‘Well, don’t watch it,’ some of you will say. It’s okay; I stopped at about the halfway mark. I’d read the stage reports, watch the odd highlights package but they were few and far between. I tried again as the race went deep into the Pyrenees, the Tourmalet and the Col d'Aubisque calling to me like a beacon. These glorious climbs and the action they promised were not enough. Nor was the lure of spotting some Pyrenean vultures, in part due to a Ripping Yarns sketch that usually always provides a flutter of excitement. None of it felt good. It left me troubled, sometimes vexed and questioning where the sport that I love is heading.
For mine, the race started to rot before a pedal was turned in anger. The Froome v UCI case was poisonous. That the Froome Adverse Analytical Finding was leaked is problematic. It was clear that the ASO didn’t want the four-time winner there. The timing of WADA’s findings, some nine months after Froome returned an anti-doping sample that exceeded the 800ug allowance of Salbutamol by a considerable margin, just days before the Tour, and 24 hours prior to a court decision regarding Froome’s right to race, was enough to raise eyebrows.
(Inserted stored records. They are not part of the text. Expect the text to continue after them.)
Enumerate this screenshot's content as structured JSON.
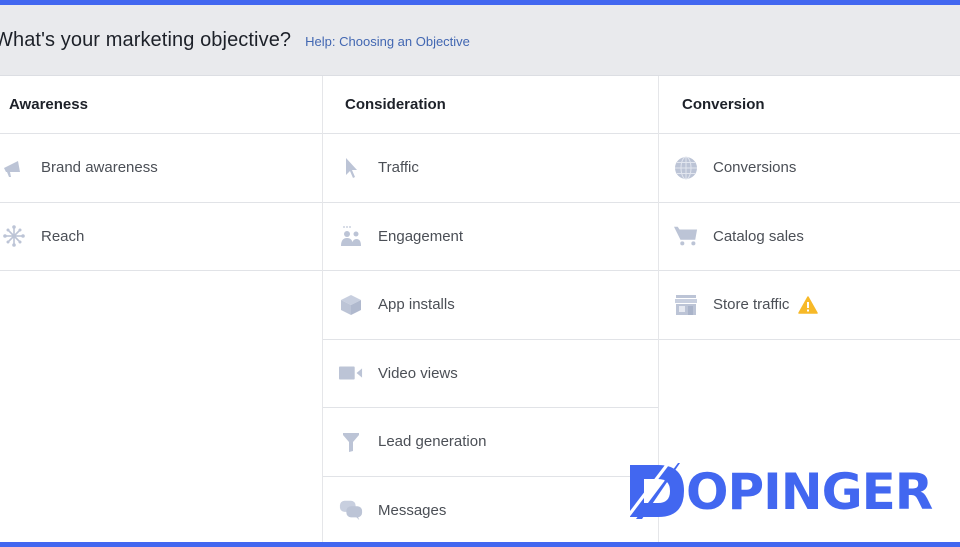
{
  "header": {
    "title": "What's your marketing objective?",
    "help_link": "Help: Choosing an Objective"
  },
  "columns": [
    {
      "title": "Awareness",
      "items": [
        {
          "label": "Brand awareness",
          "icon": "megaphone-icon"
        },
        {
          "label": "Reach",
          "icon": "reach-icon"
        }
      ]
    },
    {
      "title": "Consideration",
      "items": [
        {
          "label": "Traffic",
          "icon": "cursor-icon"
        },
        {
          "label": "Engagement",
          "icon": "people-icon"
        },
        {
          "label": "App installs",
          "icon": "box-icon"
        },
        {
          "label": "Video views",
          "icon": "video-camera-icon"
        },
        {
          "label": "Lead generation",
          "icon": "funnel-icon"
        },
        {
          "label": "Messages",
          "icon": "chat-bubbles-icon"
        }
      ]
    },
    {
      "title": "Conversion",
      "items": [
        {
          "label": "Conversions",
          "icon": "globe-icon"
        },
        {
          "label": "Catalog sales",
          "icon": "cart-icon"
        },
        {
          "label": "Store traffic",
          "icon": "store-icon",
          "badge": "warning-icon"
        }
      ]
    }
  ],
  "watermark": {
    "text": "OPINGER",
    "letter": "D"
  },
  "colors": {
    "frame": "#4267f0",
    "icon": "#bcc4d6",
    "link": "#4267b2",
    "warning": "#f7b928"
  }
}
While there is little doubt that the case was indeed complicated, we’re left with more questions than answers as to how Froome was cleared.
The war of words that erupted over Froome being on the start line, led by Christian Prudhomme and Bernard Hinault, would end up having ramifications into the third week of the race. It began with boos and jeers and then included Froome being spat on, and then descended into claims by Team Sky boss Sir Dave Brailsford that the reactions were ‘like a French cultural thing really…’ All of that pressure bubbled to the surface with a volatile Gianni Moscon’s ousting from the race. While Brailsford would later ‘clarify’ the cringe-worthy statement, the damage had been done. It was just more ugliness.
The fifth edition of La Course provided a highlight, albeit brief. Annemiek van Vleuten’s win over Anna van der Breggen was as entertaining as they come but the event was yet another clumsy attempt at parity by the ASO. No press conference for van Vleuten, just one kilometre of the action shown live by the US broadcaster (only a subscription to NBC Gold would have allowed you to watch the entire race; another reminder how valuable SBS’ coverage is) and a piddly amount of prize money on offer.
While there was a significant amount of hype dedicated to a grid start in the men’s event, that was never really going to work if anyone had bothered to think about it for more than three minutes, La Course, by comparison, was severely undercooked. Treated like an aside, it was an opportunity missed. Please try again and do better. The women’s peloton is flourishing, the only people who have missed that memo, are the ASO.
It’s already been reported that viewing figures for this year’s Tour de France are down and yes, the FIFA World Cup and the hangover that comes with it undoubtedly a factor.
But consider too, the impact of the prolonged investigation into Froome and the credibility of his 2017 Vuelta win. For the casual follower of cycling who usually tunes in over July, it’s just more of the same – controversy surrounding the sport’s grimy underbelly. For a lot of people, it doesn’t matter that at the very least, cycling does try and clean up its backyard. It’s lousy headline after lousy headline. For many, it probably also won’t matter that Froome was cleared. The damage was done. I’m reminded of a saying every time these stories crop up, ‘cycling’s a bit like sausages… don’t ask how it’s made.’
History has brought us to this point. That one team has now won six of the last seven Tours de France probably doesn’t help. Uncomfortably, in the back of many a mind is the fact that one Lance Armstrong led the previous team to enjoy that kind of dominance. Watching another stage where the Skybots are deployed to block the peloton’s path the freedom is becoming exasperating and downright tedious. It’s unlikely to change anytime soon – unless a bunch of other teams find the budget to lure Sky’s firepower away. A salary cap cannot exist given the current structure of the WorldTour; so, another solution is needed to find some sort of equilibrium. In the meantime, the procession that has come at us makes for uninspired viewing.
Frankly, it all feels like too much of a mess. From the various vantage points that I’ve been privileged enough to have over nearly 20 years covering the sport, I’ve become hardened into a position of distrust that goes beyond my default judiciousness as a journalist. Cycling has a problem with credibility, and it’s a shame because it’s the riders and the fans that are punished. Not for a second do I think that it’s fair that Geraint Thomas should be judged over whether he has risen to the status of a grand tour winner fair and square. At the same time, I don’t think it’s right that Chris Froome was subjected to abuse that he was over the last three weeks.
Now, more than ever, cycling is at a tipping point. In this era of fake news, we’re being asked to accept results and outcomes, but there’s little substance. The powers that be – the UCI, team bosses, the ASO and WADA – need to deliver more than the lip service they’ve been sprouting in recent years.
I want to believe. I just can’t right now